* Exercise instructions *
From the entries below, please gather each line containing the string "JSON".

[Stored items from a collection]
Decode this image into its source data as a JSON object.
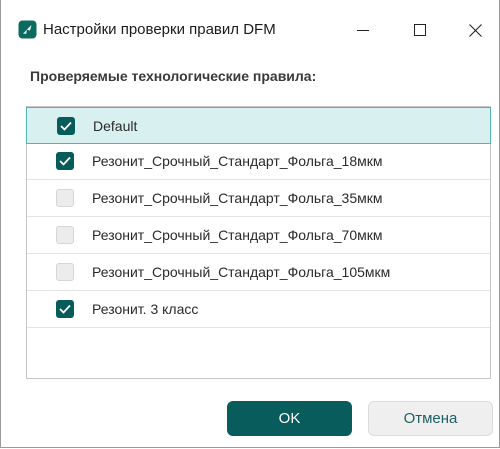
{
  "window": {
    "title": "Настройки проверки правил DFM",
    "icon": "dfm-app-icon",
    "controls": [
      "minimize-icon",
      "maximize-icon",
      "close-icon"
    ]
  },
  "section": {
    "label": "Проверяемые технологические правила:"
  },
  "rules": [
    {
      "label": "Default",
      "checked": true,
      "selected": true
    },
    {
      "label": "Резонит_Срочный_Стандарт_Фольга_18мкм",
      "checked": true,
      "selected": false
    },
    {
      "label": "Резонит_Срочный_Стандарт_Фольга_35мкм",
      "checked": false,
      "selected": false
    },
    {
      "label": "Резонит_Срочный_Стандарт_Фольга_70мкм",
      "checked": false,
      "selected": false
    },
    {
      "label": "Резонит_Срочный_Стандарт_Фольга_105мкм",
      "checked": false,
      "selected": false
    },
    {
      "label": "Резонит. 3 класс",
      "checked": true,
      "selected": false
    }
  ],
  "buttons": {
    "ok_label": "OK",
    "cancel_label": "Отмена"
  },
  "colors": {
    "accent": "#095c5c",
    "selected_row_bg": "#d9f0f0",
    "selected_row_border": "#4fb5b5",
    "cancel_text": "#1f5f64"
  }
}
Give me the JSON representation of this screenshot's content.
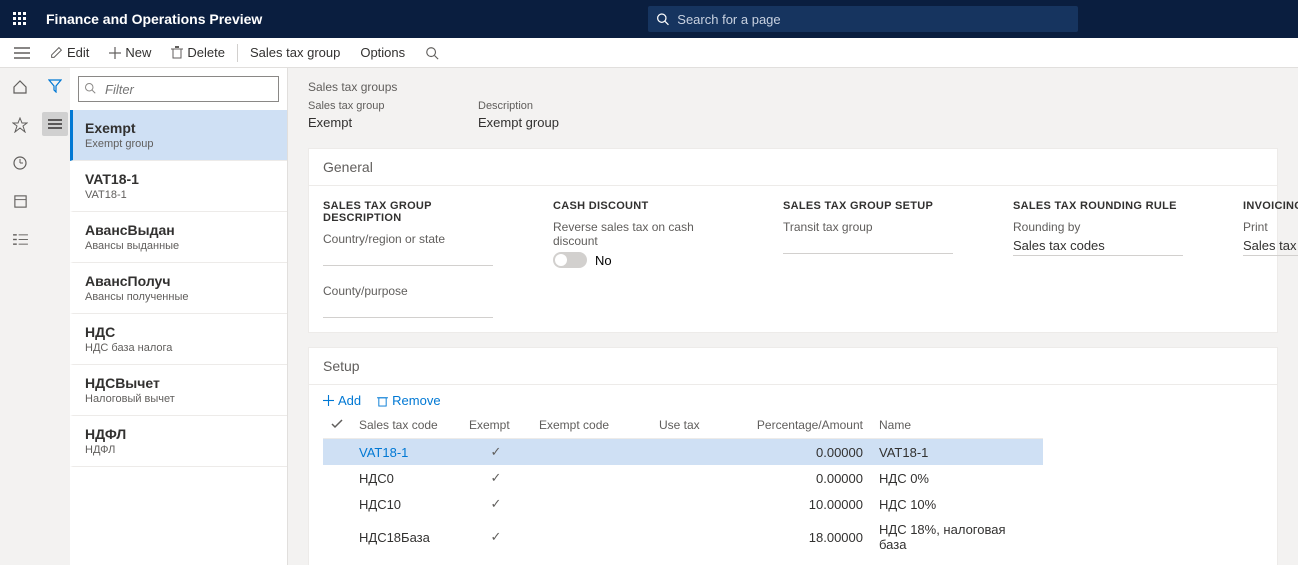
{
  "app_title": "Finance and Operations Preview",
  "search_placeholder": "Search for a page",
  "actions": {
    "edit": "Edit",
    "new": "New",
    "delete": "Delete",
    "entity": "Sales tax group",
    "options": "Options"
  },
  "list_filter_placeholder": "Filter",
  "list": [
    {
      "title": "Exempt",
      "sub": "Exempt group",
      "selected": true
    },
    {
      "title": "VAT18-1",
      "sub": "VAT18-1",
      "selected": false
    },
    {
      "title": "АвансВыдан",
      "sub": "Авансы выданные",
      "selected": false
    },
    {
      "title": "АвансПолуч",
      "sub": "Авансы полученные",
      "selected": false
    },
    {
      "title": "НДС",
      "sub": "НДС база налога",
      "selected": false
    },
    {
      "title": "НДСВычет",
      "sub": "Налоговый вычет",
      "selected": false
    },
    {
      "title": "НДФЛ",
      "sub": "НДФЛ",
      "selected": false
    }
  ],
  "breadcrumb": "Sales tax groups",
  "record": {
    "group_label": "Sales tax group",
    "group_value": "Exempt",
    "desc_label": "Description",
    "desc_value": "Exempt group"
  },
  "general": {
    "title": "General",
    "desc_group": "SALES TAX GROUP DESCRIPTION",
    "country_label": "Country/region or state",
    "county_label": "County/purpose",
    "cash_group": "CASH DISCOUNT",
    "reverse_label": "Reverse sales tax on cash discount",
    "reverse_value": "No",
    "setup_group": "SALES TAX GROUP SETUP",
    "transit_label": "Transit tax group",
    "rounding_group": "SALES TAX ROUNDING RULE",
    "rounding_label": "Rounding by",
    "rounding_value": "Sales tax codes",
    "invoicing_group": "INVOICING",
    "print_label": "Print",
    "print_value": "Sales tax codes"
  },
  "setup": {
    "title": "Setup",
    "add": "Add",
    "remove": "Remove",
    "columns": {
      "code": "Sales tax code",
      "exempt": "Exempt",
      "exempt_code": "Exempt code",
      "use_tax": "Use tax",
      "pct": "Percentage/Amount",
      "name": "Name"
    },
    "rows": [
      {
        "code": "VAT18-1",
        "exempt": true,
        "exempt_code": "",
        "use_tax": "",
        "pct": "0.00000",
        "name": "VAT18-1",
        "selected": true
      },
      {
        "code": "НДС0",
        "exempt": true,
        "exempt_code": "",
        "use_tax": "",
        "pct": "0.00000",
        "name": "НДС 0%",
        "selected": false
      },
      {
        "code": "НДС10",
        "exempt": true,
        "exempt_code": "",
        "use_tax": "",
        "pct": "10.00000",
        "name": "НДС 10%",
        "selected": false
      },
      {
        "code": "НДС18База",
        "exempt": true,
        "exempt_code": "",
        "use_tax": "",
        "pct": "18.00000",
        "name": "НДС 18%, налоговая база",
        "selected": false
      }
    ]
  }
}
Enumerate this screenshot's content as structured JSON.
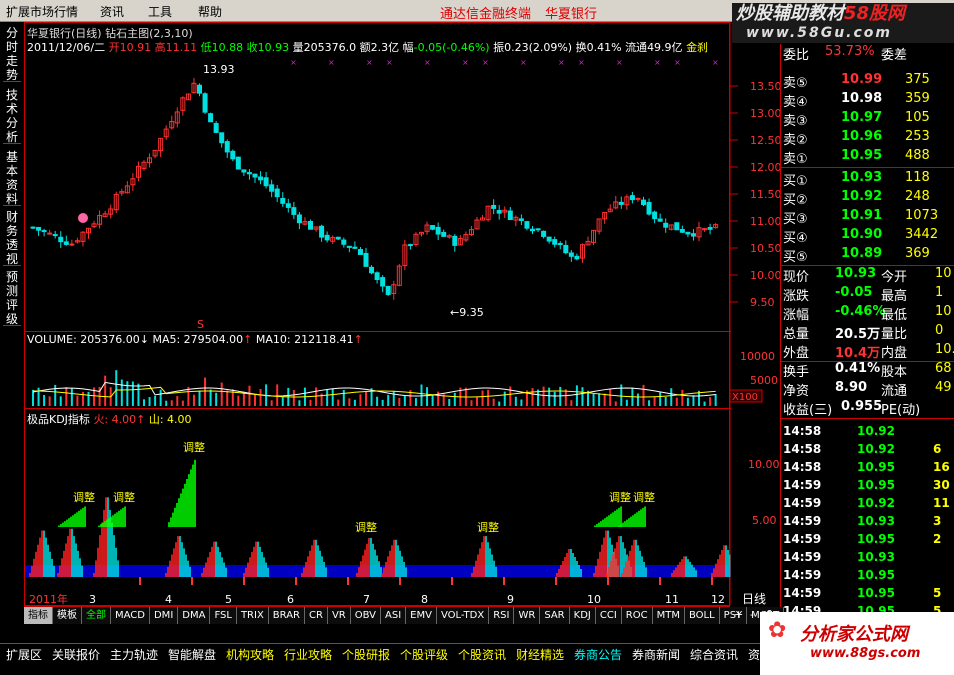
{
  "menu": {
    "items": [
      "扩展市场行情",
      "资讯",
      "工具",
      "帮助"
    ],
    "brand": "通达信金融终端",
    "stock": "华夏银行"
  },
  "watermark_top": {
    "line1a": "炒股辅助教材",
    "line1b": "58股网",
    "url": "www.58Gu.com"
  },
  "left_tabs": [
    "分时走势",
    "技术分析",
    "基本资料",
    "财务透视",
    "预测评级"
  ],
  "main_chart": {
    "title": "华夏银行(日线)  钻石主图(2,3,10)",
    "info": {
      "date": "2011/12/06/二",
      "open_label": "开",
      "open": "10.91",
      "high_label": "高",
      "high": "11.11",
      "low_label": "低",
      "low": "10.88",
      "close_label": "收",
      "close": "10.93",
      "vol_label": "量",
      "vol": "205376.0",
      "amt_label": "额",
      "amt": "2.3亿",
      "chg_label": "幅",
      "chg": "-0.05(-0.46%)",
      "amp_label": "振",
      "amp": "0.23(2.09%)",
      "turn_label": "换",
      "turn": "0.41%",
      "float_label": "流通",
      "float": "49.9亿",
      "extra": "金刹"
    },
    "price_axis": [
      "13.50",
      "13.00",
      "12.50",
      "12.00",
      "11.50",
      "11.00",
      "10.50",
      "10.00",
      "9.50"
    ],
    "high_mark": "13.93",
    "low_mark": "←9.35",
    "s_mark": "S"
  },
  "volume_panel": {
    "vol_label": "VOLUME: 205376.00",
    "ma5_label": "MA5: 279504.00",
    "ma10_label": "MA10: 212118.41",
    "axis": [
      "10000",
      "5000"
    ],
    "unit": "X100"
  },
  "kdj_panel": {
    "title": "极品KDJ指标",
    "fire_label": "火: 4.00",
    "mountain_label": "山: 4.00",
    "axis": [
      "10.00",
      "5.00"
    ],
    "annotation": "调整"
  },
  "x_axis": [
    "2011年",
    "3",
    "4",
    "5",
    "6",
    "7",
    "8",
    "9",
    "10",
    "11",
    "12"
  ],
  "period": "日线",
  "bottom_tabs": [
    "指标",
    "模板",
    "全部",
    "MACD",
    "DMI",
    "DMA",
    "FSL",
    "TRIX",
    "BRAR",
    "CR",
    "VR",
    "OBV",
    "ASI",
    "EMV",
    "VOL-TDX",
    "RSI",
    "WR",
    "SAR",
    "KDJ",
    "CCI",
    "ROC",
    "MTM",
    "BOLL",
    "PSY",
    "MCST"
  ],
  "status_tabs": [
    "扩展区",
    "关联报价",
    "主力轨迹",
    "智能解盘",
    "机构攻略",
    "行业攻略",
    "个股研报",
    "个股评级",
    "个股资讯",
    "财经精选",
    "券商公告",
    "券商新闻",
    "综合资讯",
    "资讯"
  ],
  "order_book": {
    "header": {
      "l": "委比",
      "v": "53.73%",
      "r": "委差"
    },
    "asks": [
      {
        "l": "卖⑤",
        "p": "10.99",
        "v": "375"
      },
      {
        "l": "卖④",
        "p": "10.98",
        "v": "359"
      },
      {
        "l": "卖③",
        "p": "10.97",
        "v": "105"
      },
      {
        "l": "卖②",
        "p": "10.96",
        "v": "253"
      },
      {
        "l": "卖①",
        "p": "10.95",
        "v": "488"
      }
    ],
    "bids": [
      {
        "l": "买①",
        "p": "10.93",
        "v": "118"
      },
      {
        "l": "买②",
        "p": "10.92",
        "v": "248"
      },
      {
        "l": "买③",
        "p": "10.91",
        "v": "1073"
      },
      {
        "l": "买④",
        "p": "10.90",
        "v": "3442"
      },
      {
        "l": "买⑤",
        "p": "10.89",
        "v": "369"
      }
    ]
  },
  "quote": [
    {
      "l1": "现价",
      "v1": "10.93",
      "l2": "今开",
      "v2": "10"
    },
    {
      "l1": "涨跌",
      "v1": "-0.05",
      "l2": "最高",
      "v2": "1"
    },
    {
      "l1": "涨幅",
      "v1": "-0.46%",
      "l2": "最低",
      "v2": "10"
    },
    {
      "l1": "总量",
      "v1": "20.5万",
      "l2": "量比",
      "v2": "0"
    },
    {
      "l1": "外盘",
      "v1": "10.4万",
      "l2": "内盘",
      "v2": "10."
    },
    {
      "l1": "换手",
      "v1": "0.41%",
      "l2": "股本",
      "v2": "68"
    },
    {
      "l1": "净资",
      "v1": "8.90",
      "l2": "流通",
      "v2": "49"
    },
    {
      "l1": "收益(三)",
      "v1": "0.955",
      "l2": "PE(动)",
      "v2": ""
    }
  ],
  "ticks": [
    {
      "t": "14:58",
      "p": "10.92",
      "v": ""
    },
    {
      "t": "14:58",
      "p": "10.92",
      "v": "6"
    },
    {
      "t": "14:58",
      "p": "10.95",
      "v": "16"
    },
    {
      "t": "14:59",
      "p": "10.95",
      "v": "30"
    },
    {
      "t": "14:59",
      "p": "10.92",
      "v": "11"
    },
    {
      "t": "14:59",
      "p": "10.93",
      "v": "3"
    },
    {
      "t": "14:59",
      "p": "10.95",
      "v": "2"
    },
    {
      "t": "14:59",
      "p": "10.93",
      "v": ""
    },
    {
      "t": "14:59",
      "p": "10.95",
      "v": ""
    },
    {
      "t": "14:59",
      "p": "10.95",
      "v": "5"
    },
    {
      "t": "14:59",
      "p": "10.95",
      "v": "5"
    }
  ],
  "watermark_bottom": {
    "title": "分析家公式网",
    "url": "www.88gs.com"
  },
  "colors": {
    "up": "#ff3030",
    "down": "#00e0e0",
    "frame": "#c00000",
    "green": "#00ff00",
    "yellow": "#ffff00"
  }
}
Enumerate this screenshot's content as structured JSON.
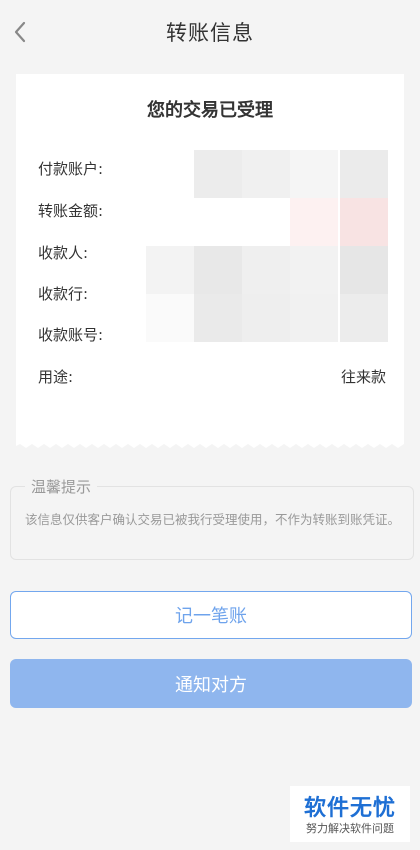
{
  "header": {
    "title": "转账信息",
    "back_icon": "chevron-left-icon"
  },
  "receipt": {
    "title": "您的交易已受理",
    "rows": [
      {
        "label": "付款账户:",
        "value": ""
      },
      {
        "label": "转账金额:",
        "value": ""
      },
      {
        "label": "收款人:",
        "value": ""
      },
      {
        "label": "收款行:",
        "value": ""
      },
      {
        "label": "收款账号:",
        "value": ""
      },
      {
        "label": "用途:",
        "value": "往来款"
      }
    ]
  },
  "tip": {
    "title": "温馨提示",
    "text": "该信息仅供客户确认交易已被我行受理使用，不作为转账到账凭证。"
  },
  "buttons": {
    "record_label": "记一笔账",
    "notify_label": "通知对方"
  },
  "watermark": {
    "main": "软件无忧",
    "sub": "努力解决软件问题"
  },
  "colors": {
    "accent": "#6ea3ec",
    "accent_fill": "#8fb6ee",
    "background": "#f4f4f4"
  }
}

* Answer box *
Decode this image into its source data as a JSON object.
Give me the JSON representation of this screenshot's content.
Enumerate this screenshot's content as structured JSON.
Enumerate this screenshot's content as structured JSON.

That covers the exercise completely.